* What is needed:
The entries are given below. Output each one unchanged.

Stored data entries
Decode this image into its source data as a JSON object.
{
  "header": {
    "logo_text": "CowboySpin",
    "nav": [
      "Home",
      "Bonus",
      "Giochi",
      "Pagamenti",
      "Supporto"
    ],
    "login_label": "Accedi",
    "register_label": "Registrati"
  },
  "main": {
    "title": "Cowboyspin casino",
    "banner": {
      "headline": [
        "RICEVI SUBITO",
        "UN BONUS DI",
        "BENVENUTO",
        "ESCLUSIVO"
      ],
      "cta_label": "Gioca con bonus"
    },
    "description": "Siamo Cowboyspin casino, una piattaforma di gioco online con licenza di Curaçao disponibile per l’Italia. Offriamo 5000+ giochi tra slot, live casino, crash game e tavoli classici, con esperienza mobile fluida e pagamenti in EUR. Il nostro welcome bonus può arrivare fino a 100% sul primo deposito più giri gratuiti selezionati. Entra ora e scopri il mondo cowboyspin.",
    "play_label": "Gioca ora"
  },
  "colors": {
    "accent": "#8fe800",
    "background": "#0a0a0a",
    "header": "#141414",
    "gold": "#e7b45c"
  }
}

* Task answer:
Decode this image into its source data as a JSON object.
{
  "header": {
    "logo_text": "CowboySpin",
    "nav": [
      "Home",
      "Bonus",
      "Giochi",
      "Pagamenti",
      "Supporto"
    ],
    "login_label": "Accedi",
    "register_label": "Registrati"
  },
  "main": {
    "title": "Cowboyspin casino",
    "banner": {
      "headline": [
        "RICEVI SUBITO",
        "UN BONUS DI",
        "BENVENUTO",
        "ESCLUSIVO"
      ],
      "cta_label": "Gioca con bonus"
    },
    "description": "Siamo Cowboyspin casino, una piattaforma di gioco online con licenza di Curaçao disponibile per l’Italia. Offriamo 5000+ giochi tra slot, live casino, crash game e tavoli classici, con esperienza mobile fluida e pagamenti in EUR. Il nostro welcome bonus può arrivare fino a 100% sul primo deposito più giri gratuiti selezionati. Entra ora e scopri il mondo cowboyspin.",
    "play_label": "Gioca ora"
  },
  "colors": {
    "accent": "#8fe800",
    "background": "#0a0a0a",
    "header": "#141414",
    "gold": "#e7b45c"
  }
}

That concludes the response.